    Don’t focus too much on self-promotion to show authenticity on social media. Experts suggest a 70-30 split between advertisements and content that offers value or entertainment. For example, if you sell art supplies, 30% of your posts should push your product, while 70% should be fun content, such as 99 drawing ideas. You could also give customers a glimpse behind the scenes by livestreaming from the office or posting interesting photos from production. 

    Interact with your followers, even if it’s just acknowledging their comments. Be honest and straightforward, especially after you’ve made a mistake. 

    Offer a Customer Loyalty Program

    Customer rewards programs are incredibly popular, and 80% of Americans belong to at least one. These programs are a simple, easy way to encourage repeat business and reward your most valuable customers. 

    Customers who give you the most business will have the highest expectations and hold you to the highest standards. Studies have found that loyalty program members who encounter problems get more upset than non-members. To launch a successful loyalty program, experts suggest making it easy for customers to join, offering exclusive perks to members, and providing a broad spectrum of rewards. 

    In the end, building brand loyalty requires a mix of common sense, humility, flexibility, and emotional intelligence. If you listen to your customers, heed their suggestions, and treat them the way they deserve to be treated, you'll be on your way to building a loyal customer base.

    Conclusion: A Process and a Partnership

    The relentless drive toward excellence makes it easy to slip into excessive self-focus. But your customers are as vital to your business’s success as anything you do internally.
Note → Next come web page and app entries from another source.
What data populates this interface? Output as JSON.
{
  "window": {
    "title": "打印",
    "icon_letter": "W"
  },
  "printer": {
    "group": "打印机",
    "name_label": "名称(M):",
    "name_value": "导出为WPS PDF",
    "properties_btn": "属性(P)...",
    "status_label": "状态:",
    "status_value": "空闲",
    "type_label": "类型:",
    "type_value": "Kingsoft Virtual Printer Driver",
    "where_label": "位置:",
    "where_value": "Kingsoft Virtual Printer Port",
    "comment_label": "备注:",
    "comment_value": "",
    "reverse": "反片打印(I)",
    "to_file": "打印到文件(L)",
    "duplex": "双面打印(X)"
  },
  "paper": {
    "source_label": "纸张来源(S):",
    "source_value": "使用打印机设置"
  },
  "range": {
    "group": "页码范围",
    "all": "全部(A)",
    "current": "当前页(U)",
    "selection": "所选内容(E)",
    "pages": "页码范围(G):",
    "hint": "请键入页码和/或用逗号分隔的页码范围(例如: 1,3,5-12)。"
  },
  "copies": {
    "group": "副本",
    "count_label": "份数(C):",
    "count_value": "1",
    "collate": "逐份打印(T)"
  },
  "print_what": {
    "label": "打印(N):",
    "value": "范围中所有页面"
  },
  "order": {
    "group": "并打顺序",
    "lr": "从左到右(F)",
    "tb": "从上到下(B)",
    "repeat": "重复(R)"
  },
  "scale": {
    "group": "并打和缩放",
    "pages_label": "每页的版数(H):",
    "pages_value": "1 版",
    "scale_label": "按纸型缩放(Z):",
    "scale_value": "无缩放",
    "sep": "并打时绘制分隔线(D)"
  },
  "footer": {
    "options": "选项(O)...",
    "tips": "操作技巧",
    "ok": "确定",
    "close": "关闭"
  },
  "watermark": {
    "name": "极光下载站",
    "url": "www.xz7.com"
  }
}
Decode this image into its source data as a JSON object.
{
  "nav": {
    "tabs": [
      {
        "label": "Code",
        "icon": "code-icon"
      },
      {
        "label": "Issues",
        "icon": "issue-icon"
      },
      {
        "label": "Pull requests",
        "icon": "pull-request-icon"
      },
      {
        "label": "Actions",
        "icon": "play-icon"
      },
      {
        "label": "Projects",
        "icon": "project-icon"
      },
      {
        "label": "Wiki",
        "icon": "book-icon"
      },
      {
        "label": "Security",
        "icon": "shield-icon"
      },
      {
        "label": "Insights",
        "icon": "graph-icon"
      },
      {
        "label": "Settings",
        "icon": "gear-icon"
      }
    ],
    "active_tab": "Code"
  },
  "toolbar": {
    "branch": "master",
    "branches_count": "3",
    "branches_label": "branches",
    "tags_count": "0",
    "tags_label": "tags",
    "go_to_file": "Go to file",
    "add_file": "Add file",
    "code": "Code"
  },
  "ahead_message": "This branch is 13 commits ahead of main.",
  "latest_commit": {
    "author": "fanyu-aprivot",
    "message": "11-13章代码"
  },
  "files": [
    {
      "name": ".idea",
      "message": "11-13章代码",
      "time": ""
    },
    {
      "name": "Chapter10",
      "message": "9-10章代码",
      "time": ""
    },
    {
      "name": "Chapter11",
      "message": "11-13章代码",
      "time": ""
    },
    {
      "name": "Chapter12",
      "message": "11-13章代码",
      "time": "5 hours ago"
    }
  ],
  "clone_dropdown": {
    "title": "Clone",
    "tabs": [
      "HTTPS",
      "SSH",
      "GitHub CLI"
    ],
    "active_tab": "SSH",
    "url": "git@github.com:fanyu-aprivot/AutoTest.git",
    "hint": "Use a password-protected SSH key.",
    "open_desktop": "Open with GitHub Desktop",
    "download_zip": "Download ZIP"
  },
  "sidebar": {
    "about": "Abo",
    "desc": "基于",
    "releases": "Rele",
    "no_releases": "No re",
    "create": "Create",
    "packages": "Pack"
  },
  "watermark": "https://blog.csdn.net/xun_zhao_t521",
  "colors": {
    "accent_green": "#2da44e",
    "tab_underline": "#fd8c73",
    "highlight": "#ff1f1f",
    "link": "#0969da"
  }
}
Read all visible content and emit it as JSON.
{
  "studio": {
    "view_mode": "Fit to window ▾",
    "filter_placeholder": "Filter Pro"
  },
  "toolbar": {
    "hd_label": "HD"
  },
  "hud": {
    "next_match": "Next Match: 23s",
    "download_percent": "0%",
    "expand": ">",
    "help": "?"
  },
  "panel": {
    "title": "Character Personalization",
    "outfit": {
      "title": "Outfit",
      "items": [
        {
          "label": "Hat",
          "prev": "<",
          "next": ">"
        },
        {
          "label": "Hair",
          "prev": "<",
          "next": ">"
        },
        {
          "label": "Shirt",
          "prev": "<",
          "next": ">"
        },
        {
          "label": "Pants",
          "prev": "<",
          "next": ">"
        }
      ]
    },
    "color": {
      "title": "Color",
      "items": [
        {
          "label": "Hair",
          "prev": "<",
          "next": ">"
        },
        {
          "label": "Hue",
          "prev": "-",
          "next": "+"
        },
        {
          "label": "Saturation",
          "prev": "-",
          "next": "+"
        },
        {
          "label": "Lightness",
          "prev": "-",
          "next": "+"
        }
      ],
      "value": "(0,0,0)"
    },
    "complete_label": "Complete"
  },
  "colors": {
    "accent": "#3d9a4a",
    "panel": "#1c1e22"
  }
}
Treat your customers as you’d treat a partner because that’s essentially what they are— keep open lines of communication, be responsive, consider feedback carefully, and treat them like you want to be treated.

    About the Author

    Ezra Neiel Cabrera has a bachelor’s degree in Business Administration with a major in Entrepreneurial Marketing. Over the last 3 years, she has been writing business-centric articles to help small business owners grow and expand. Ezra mainly writes for SMB Compass, but you can find some of her work in All Business, Small Biz Daily, LaunchHouse, Marketing2Business, and Clutch, among others. When she’s not writing, you’ll find her in bed eating cookies and binge-watching Netflix.